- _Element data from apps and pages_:
---

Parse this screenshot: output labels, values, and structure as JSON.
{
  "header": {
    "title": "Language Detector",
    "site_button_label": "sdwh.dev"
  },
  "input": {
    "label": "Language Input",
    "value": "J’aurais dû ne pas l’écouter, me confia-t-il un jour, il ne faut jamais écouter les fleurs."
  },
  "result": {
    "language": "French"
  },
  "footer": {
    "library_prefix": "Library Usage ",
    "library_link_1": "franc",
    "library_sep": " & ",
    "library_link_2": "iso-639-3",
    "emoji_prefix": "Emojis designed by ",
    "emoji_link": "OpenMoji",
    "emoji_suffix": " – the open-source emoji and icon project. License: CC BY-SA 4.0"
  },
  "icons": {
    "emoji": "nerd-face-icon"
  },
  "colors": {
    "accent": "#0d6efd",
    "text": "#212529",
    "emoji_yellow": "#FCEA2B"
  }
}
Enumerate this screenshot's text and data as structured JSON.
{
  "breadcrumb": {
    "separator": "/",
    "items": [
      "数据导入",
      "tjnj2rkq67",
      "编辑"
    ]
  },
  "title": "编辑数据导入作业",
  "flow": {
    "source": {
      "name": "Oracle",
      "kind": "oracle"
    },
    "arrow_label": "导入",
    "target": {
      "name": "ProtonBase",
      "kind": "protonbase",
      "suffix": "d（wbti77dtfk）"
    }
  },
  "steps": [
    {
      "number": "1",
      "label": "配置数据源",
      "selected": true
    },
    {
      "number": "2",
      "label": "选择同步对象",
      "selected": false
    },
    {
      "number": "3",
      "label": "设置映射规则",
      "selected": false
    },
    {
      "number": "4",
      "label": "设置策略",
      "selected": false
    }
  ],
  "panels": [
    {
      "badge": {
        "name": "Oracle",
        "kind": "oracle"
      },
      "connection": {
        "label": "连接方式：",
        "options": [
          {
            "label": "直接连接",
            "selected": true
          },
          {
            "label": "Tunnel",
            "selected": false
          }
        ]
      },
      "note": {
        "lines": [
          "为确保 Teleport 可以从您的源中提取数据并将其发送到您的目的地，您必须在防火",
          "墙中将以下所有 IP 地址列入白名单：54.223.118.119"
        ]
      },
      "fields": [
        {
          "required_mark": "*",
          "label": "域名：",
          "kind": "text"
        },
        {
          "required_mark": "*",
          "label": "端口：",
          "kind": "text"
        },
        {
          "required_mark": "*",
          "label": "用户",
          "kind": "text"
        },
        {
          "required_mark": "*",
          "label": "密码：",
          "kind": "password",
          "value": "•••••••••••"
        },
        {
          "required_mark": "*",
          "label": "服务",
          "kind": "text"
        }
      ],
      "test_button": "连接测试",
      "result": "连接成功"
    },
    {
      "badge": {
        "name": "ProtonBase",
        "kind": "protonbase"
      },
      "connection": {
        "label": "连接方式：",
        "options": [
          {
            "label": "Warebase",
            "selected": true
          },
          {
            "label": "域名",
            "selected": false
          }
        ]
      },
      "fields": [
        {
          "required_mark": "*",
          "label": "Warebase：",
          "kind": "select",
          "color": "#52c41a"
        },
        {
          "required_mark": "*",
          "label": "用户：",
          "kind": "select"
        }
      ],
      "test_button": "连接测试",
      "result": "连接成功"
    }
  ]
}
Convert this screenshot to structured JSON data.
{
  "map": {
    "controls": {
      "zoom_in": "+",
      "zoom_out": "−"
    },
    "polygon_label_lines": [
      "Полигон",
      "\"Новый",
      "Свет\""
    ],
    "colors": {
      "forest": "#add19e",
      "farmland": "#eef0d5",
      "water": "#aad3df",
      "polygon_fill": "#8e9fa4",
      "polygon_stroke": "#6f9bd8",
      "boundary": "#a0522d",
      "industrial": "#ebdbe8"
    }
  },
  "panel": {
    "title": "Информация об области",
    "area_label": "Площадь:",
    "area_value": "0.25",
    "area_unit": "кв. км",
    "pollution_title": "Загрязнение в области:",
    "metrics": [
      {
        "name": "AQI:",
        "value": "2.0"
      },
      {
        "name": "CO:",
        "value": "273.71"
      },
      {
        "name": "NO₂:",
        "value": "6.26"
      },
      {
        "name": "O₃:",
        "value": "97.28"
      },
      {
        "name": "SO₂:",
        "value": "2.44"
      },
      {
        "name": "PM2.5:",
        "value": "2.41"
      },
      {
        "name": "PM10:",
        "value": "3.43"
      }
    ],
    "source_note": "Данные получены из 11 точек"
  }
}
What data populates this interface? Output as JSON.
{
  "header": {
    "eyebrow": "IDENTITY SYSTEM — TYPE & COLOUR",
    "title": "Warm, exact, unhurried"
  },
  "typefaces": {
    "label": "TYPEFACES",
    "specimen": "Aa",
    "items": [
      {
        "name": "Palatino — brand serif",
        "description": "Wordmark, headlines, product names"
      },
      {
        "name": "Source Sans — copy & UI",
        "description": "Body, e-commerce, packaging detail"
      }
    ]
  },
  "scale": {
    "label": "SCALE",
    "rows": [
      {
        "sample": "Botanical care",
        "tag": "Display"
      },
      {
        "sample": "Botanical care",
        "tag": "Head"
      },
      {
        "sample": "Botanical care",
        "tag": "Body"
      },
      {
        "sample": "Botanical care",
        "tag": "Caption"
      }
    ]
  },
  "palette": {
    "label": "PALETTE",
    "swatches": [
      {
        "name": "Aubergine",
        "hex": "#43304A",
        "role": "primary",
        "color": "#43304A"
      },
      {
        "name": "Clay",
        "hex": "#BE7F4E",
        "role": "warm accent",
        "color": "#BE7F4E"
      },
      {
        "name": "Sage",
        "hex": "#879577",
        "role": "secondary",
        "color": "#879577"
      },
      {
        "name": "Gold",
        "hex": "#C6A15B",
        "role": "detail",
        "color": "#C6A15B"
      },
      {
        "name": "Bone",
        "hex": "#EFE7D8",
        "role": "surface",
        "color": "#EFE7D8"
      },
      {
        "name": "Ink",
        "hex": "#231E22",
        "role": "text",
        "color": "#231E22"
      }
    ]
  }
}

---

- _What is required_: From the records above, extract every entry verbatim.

- _Exercise output_:
Parse this screenshot: output labels, values, and structure as JSON.
{
  "header": {
    "title": "Language Detector",
    "site_button_label": "sdwh.dev"
  },
  "input": {
    "label": "Language Input",
    "value": "J’aurais dû ne pas l’écouter, me confia-t-il un jour, il ne faut jamais écouter les fleurs."
  },
  "result": {
    "language": "French"
  },
  "footer": {
    "library_prefix": "Library Usage ",
    "library_link_1": "franc",
    "library_sep": " & ",
    "library_link_2": "iso-639-3",
    "emoji_prefix": "Emojis designed by ",
    "emoji_link": "OpenMoji",
    "emoji_suffix": " – the open-source emoji and icon project. License: CC BY-SA 4.0"
  },
  "icons": {
    "emoji": "nerd-face-icon"
  },
  "colors": {
    "accent": "#0d6efd",
    "text": "#212529",
    "emoji_yellow": "#FCEA2B"
  }
}
Enumerate this screenshot's text and data as structured JSON.
{
  "breadcrumb": {
    "separator": "/",
    "items": [
      "数据导入",
      "tjnj2rkq67",
      "编辑"
    ]
  },
  "title": "编辑数据导入作业",
  "flow": {
    "source": {
      "name": "Oracle",
      "kind": "oracle"
    },
    "arrow_label": "导入",
    "target": {
      "name": "ProtonBase",
      "kind": "protonbase",
      "suffix": "d（wbti77dtfk）"
    }
  },
  "steps": [
    {
      "number": "1",
      "label": "配置数据源",
      "selected": true
    },
    {
      "number": "2",
      "label": "选择同步对象",
      "selected": false
    },
    {
      "number": "3",
      "label": "设置映射规则",
      "selected": false
    },
    {
      "number": "4",
      "label": "设置策略",
      "selected": false
    }
  ],
  "panels": [
    {
      "badge": {
        "name": "Oracle",
        "kind": "oracle"
      },
      "connection": {
        "label": "连接方式：",
        "options": [
          {
            "label": "直接连接",
            "selected": true
          },
          {
            "label": "Tunnel",
            "selected": false
          }
        ]
      },
      "note": {
        "lines": [
          "为确保 Teleport 可以从您的源中提取数据并将其发送到您的目的地，您必须在防火",
          "墙中将以下所有 IP 地址列入白名单：54.223.118.119"
        ]
      },
      "fields": [
        {
          "required_mark": "*",
          "label": "域名：",
          "kind": "text"
        },
        {
          "required_mark": "*",
          "label": "端口：",
          "kind": "text"
        },
        {
          "required_mark": "*",
          "label": "用户",
          "kind": "text"
        },
        {
          "required_mark": "*",
          "label": "密码：",
          "kind": "password",
          "value": "•••••••••••"
        },
        {
          "required_mark": "*",
          "label": "服务",
          "kind": "text"
        }
      ],
      "test_button": "连接测试",
      "result": "连接成功"
    },
    {
      "badge": {
        "name": "ProtonBase",
        "kind": "protonbase"
      },
      "connection": {
        "label": "连接方式：",
        "options": [
          {
            "label": "Warebase",
            "selected": true
          },
          {
            "label": "域名",
            "selected": false
          }
        ]
      },
      "fields": [
        {
          "required_mark": "*",
          "label": "Warebase：",
          "kind": "select",
          "color": "#52c41a"
        },
        {
          "required_mark": "*",
          "label": "用户：",
          "kind": "select"
        }
      ],
      "test_button": "连接测试",
      "result": "连接成功"
    }
  ]
}
Convert this screenshot to structured JSON data.
{
  "map": {
    "controls": {
      "zoom_in": "+",
      "zoom_out": "−"
    },
    "polygon_label_lines": [
      "Полигон",
      "\"Новый",
      "Свет\""
    ],
    "colors": {
      "forest": "#add19e",
      "farmland": "#eef0d5",
      "water": "#aad3df",
      "polygon_fill": "#8e9fa4",
      "polygon_stroke": "#6f9bd8",
      "boundary": "#a0522d",
      "industrial": "#ebdbe8"
    }
  },
  "panel": {
    "title": "Информация об области",
    "area_label": "Площадь:",
    "area_value": "0.25",
    "area_unit": "кв. км",
    "pollution_title": "Загрязнение в области:",
    "metrics": [
      {
        "name": "AQI:",
        "value": "2.0"
      },
      {
        "name": "CO:",
        "value": "273.71"
      },
      {
        "name": "NO₂:",
        "value": "6.26"
      },
      {
        "name": "O₃:",
        "value": "97.28"
      },
      {
        "name": "SO₂:",
        "value": "2.44"
      },
      {
        "name": "PM2.5:",
        "value": "2.41"
      },
      {
        "name": "PM10:",
        "value": "3.43"
      }
    ],
    "source_note": "Данные получены из 11 точек"
  }
}
What data populates this interface? Output as JSON.
{
  "header": {
    "eyebrow": "IDENTITY SYSTEM — TYPE & COLOUR",
    "title": "Warm, exact, unhurried"
  },
  "typefaces": {
    "label": "TYPEFACES",
    "specimen": "Aa",
    "items": [
      {
        "name": "Palatino — brand serif",
        "description": "Wordmark, headlines, product names"
      },
      {
        "name": "Source Sans — copy & UI",
        "description": "Body, e-commerce, packaging detail"
      }
    ]
  },
  "scale": {
    "label": "SCALE",
    "rows": [
      {
        "sample": "Botanical care",
        "tag": "Display"
      },
      {
        "sample": "Botanical care",
        "tag": "Head"
      },
      {
        "sample": "Botanical care",
        "tag": "Body"
      },
      {
        "sample": "Botanical care",
        "tag": "Caption"
      }
    ]
  },
  "palette": {
    "label": "PALETTE",
    "swatches": [
      {
        "name": "Aubergine",
        "hex": "#43304A",
        "role": "primary",
        "color": "#43304A"
      },
      {
        "name": "Clay",
        "hex": "#BE7F4E",
        "role": "warm accent",
        "color": "#BE7F4E"
      },
      {
        "name": "Sage",
        "hex": "#879577",
        "role": "secondary",
        "color": "#879577"
      },
      {
        "name": "Gold",
        "hex": "#C6A15B",
        "role": "detail",
        "color": "#C6A15B"
      },
      {
        "name": "Bone",
        "hex": "#EFE7D8",
        "role": "surface",
        "color": "#EFE7D8"
      },
      {
        "name": "Ink",
        "hex": "#231E22",
        "role": "text",
        "color": "#231E22"
      }
    ]
  }
}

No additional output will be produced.